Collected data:
____________________
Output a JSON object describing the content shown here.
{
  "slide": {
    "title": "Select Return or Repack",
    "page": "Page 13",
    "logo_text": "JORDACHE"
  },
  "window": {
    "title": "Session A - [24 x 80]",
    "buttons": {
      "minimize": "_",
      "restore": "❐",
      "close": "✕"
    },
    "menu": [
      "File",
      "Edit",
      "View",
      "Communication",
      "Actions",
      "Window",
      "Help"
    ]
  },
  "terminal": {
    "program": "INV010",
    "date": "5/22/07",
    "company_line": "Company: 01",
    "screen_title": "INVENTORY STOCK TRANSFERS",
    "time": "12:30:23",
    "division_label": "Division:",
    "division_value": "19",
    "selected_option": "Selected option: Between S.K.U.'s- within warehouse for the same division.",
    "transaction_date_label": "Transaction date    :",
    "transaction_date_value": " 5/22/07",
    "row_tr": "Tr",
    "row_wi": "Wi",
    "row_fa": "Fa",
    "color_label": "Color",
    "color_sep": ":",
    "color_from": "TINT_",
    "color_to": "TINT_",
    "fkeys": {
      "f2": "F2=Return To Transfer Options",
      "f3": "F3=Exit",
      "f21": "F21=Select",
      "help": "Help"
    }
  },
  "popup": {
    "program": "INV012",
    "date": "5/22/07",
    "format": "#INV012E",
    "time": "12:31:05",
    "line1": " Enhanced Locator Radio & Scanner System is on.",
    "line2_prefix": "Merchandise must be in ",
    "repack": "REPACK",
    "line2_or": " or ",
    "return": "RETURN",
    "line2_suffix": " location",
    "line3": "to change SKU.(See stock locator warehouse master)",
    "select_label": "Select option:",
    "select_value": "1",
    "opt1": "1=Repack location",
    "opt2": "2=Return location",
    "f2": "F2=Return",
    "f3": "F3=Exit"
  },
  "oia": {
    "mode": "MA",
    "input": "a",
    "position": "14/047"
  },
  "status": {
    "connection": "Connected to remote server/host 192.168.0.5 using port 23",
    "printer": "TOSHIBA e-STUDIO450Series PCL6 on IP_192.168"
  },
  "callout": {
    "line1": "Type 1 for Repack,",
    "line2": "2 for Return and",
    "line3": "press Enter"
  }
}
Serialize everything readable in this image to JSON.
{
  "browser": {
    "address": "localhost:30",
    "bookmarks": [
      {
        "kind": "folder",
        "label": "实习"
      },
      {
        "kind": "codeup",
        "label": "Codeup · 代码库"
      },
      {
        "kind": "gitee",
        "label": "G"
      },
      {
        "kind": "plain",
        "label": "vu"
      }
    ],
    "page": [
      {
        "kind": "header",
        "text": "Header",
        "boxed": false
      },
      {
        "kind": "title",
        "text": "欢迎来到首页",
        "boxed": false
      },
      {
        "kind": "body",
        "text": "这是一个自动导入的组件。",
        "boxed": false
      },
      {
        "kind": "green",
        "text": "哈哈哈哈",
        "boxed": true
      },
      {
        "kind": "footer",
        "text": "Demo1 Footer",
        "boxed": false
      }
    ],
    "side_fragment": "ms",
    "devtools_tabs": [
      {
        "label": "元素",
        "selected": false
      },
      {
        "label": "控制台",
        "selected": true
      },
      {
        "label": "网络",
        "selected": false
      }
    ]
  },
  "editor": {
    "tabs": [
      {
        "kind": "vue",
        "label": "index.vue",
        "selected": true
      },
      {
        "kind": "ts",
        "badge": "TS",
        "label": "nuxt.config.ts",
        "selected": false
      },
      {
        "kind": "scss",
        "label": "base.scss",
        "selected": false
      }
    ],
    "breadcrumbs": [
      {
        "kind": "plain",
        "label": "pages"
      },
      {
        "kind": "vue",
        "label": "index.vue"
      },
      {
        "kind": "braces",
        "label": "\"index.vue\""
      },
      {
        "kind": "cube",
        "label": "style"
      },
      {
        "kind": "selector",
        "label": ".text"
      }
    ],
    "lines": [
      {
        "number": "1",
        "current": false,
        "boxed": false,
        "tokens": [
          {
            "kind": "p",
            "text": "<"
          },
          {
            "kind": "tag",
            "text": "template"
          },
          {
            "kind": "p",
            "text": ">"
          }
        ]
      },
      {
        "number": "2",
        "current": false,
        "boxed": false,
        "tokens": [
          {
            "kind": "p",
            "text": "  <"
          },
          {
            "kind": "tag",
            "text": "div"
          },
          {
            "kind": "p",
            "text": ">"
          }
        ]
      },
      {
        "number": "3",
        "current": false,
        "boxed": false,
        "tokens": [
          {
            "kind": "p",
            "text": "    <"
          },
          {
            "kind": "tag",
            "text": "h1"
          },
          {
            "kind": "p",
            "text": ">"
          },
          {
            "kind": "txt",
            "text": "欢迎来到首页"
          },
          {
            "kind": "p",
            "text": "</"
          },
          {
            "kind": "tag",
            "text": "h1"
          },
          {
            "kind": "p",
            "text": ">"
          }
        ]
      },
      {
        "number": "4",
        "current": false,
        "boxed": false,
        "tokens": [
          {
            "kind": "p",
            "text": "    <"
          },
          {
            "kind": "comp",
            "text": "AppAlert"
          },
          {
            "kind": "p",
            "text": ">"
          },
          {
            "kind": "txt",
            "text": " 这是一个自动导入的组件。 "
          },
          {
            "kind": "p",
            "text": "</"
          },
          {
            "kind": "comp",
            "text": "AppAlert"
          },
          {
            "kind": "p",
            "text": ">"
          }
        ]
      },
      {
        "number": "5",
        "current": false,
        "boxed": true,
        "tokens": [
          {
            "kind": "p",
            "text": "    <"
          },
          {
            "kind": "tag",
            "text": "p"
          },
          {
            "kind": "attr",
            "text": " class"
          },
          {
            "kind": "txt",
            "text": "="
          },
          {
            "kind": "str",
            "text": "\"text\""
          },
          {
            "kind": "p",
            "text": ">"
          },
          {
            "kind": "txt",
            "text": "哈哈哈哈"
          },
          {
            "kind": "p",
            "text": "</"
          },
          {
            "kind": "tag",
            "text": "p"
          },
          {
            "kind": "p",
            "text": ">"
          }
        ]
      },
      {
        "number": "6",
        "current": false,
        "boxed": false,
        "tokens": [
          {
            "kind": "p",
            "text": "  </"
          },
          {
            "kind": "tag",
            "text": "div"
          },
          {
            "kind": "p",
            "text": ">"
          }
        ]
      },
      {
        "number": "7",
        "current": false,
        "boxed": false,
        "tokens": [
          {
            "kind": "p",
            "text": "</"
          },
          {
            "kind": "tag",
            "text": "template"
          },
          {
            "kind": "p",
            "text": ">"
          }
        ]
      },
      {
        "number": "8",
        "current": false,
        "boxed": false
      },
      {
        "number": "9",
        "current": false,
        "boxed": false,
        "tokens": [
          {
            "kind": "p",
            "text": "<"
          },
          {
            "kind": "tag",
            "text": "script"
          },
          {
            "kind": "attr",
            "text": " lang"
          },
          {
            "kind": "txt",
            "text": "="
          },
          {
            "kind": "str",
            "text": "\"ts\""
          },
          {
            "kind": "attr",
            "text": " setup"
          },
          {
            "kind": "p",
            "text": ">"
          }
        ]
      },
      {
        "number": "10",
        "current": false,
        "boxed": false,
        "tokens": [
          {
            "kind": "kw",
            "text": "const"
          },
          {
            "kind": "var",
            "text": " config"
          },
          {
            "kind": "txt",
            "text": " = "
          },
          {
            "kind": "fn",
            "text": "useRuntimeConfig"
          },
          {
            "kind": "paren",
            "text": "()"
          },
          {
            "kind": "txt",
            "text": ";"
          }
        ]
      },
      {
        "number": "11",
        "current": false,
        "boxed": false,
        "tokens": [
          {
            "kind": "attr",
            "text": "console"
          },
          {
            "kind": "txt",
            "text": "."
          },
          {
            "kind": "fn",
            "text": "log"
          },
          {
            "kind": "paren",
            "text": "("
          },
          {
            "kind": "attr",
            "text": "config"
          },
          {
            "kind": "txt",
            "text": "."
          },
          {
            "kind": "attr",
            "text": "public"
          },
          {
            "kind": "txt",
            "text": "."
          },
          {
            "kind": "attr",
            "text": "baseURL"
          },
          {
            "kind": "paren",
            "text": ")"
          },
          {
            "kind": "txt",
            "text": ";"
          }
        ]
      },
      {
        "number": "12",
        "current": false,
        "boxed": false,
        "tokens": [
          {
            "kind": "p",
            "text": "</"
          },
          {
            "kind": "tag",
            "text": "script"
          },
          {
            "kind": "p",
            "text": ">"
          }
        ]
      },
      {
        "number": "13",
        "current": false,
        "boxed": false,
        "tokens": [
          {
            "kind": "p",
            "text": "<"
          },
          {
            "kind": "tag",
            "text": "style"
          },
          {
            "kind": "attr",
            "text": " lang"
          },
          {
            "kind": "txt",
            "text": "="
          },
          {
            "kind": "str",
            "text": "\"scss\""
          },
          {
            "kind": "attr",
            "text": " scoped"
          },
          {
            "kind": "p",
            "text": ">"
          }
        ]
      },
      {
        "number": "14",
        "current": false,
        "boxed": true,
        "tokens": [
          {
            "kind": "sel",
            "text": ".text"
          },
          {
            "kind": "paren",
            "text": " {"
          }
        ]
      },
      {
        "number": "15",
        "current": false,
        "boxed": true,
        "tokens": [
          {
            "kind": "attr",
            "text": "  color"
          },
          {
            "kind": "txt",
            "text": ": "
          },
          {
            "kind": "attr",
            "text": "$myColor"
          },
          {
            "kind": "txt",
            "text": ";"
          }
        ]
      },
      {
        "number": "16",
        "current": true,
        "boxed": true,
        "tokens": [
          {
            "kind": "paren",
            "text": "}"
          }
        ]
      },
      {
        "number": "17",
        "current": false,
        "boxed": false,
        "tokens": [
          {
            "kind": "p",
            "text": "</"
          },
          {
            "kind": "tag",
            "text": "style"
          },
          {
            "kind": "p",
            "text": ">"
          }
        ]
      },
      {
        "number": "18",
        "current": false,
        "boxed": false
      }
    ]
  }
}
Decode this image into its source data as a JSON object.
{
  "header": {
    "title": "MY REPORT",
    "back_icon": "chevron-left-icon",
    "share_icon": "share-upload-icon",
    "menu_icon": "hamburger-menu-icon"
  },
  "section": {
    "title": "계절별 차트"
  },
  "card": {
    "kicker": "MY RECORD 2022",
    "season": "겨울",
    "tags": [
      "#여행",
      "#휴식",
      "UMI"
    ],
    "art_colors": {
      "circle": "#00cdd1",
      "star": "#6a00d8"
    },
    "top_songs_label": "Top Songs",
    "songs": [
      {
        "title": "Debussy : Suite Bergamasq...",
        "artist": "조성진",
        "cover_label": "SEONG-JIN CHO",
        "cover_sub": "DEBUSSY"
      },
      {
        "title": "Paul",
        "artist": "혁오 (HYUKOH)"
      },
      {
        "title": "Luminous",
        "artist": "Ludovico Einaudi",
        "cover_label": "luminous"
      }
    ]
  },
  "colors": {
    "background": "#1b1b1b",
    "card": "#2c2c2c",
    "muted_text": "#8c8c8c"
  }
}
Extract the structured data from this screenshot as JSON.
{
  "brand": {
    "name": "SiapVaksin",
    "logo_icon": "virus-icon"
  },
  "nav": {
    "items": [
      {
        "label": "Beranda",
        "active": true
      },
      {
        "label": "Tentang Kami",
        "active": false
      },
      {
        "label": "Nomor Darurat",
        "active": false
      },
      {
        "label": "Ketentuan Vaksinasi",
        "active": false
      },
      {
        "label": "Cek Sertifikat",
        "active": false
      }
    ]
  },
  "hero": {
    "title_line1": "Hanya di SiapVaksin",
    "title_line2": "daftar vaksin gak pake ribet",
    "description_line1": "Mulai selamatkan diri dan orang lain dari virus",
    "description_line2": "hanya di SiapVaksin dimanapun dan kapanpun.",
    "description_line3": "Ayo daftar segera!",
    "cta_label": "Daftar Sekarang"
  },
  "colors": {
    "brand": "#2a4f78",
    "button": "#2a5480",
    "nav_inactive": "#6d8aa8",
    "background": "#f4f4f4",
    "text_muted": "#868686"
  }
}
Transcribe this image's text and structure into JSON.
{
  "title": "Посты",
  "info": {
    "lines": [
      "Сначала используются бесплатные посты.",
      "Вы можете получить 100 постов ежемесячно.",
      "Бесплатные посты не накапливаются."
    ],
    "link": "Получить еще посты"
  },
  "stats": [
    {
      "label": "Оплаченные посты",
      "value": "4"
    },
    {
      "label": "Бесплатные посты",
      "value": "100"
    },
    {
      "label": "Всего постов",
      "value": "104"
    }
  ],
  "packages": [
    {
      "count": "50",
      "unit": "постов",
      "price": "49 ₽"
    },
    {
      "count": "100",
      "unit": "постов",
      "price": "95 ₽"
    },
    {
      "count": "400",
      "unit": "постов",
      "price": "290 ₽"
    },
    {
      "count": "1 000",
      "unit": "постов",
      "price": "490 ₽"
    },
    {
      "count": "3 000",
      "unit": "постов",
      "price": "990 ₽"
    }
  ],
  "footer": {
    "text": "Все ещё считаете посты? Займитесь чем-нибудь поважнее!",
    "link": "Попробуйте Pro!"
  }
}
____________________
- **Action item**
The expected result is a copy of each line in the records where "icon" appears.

- **Written answer**
    "back_icon": "chevron-left-icon",
    "share_icon": "share-upload-icon",
    "menu_icon": "hamburger-menu-icon"
    "logo_icon": "virus-icon"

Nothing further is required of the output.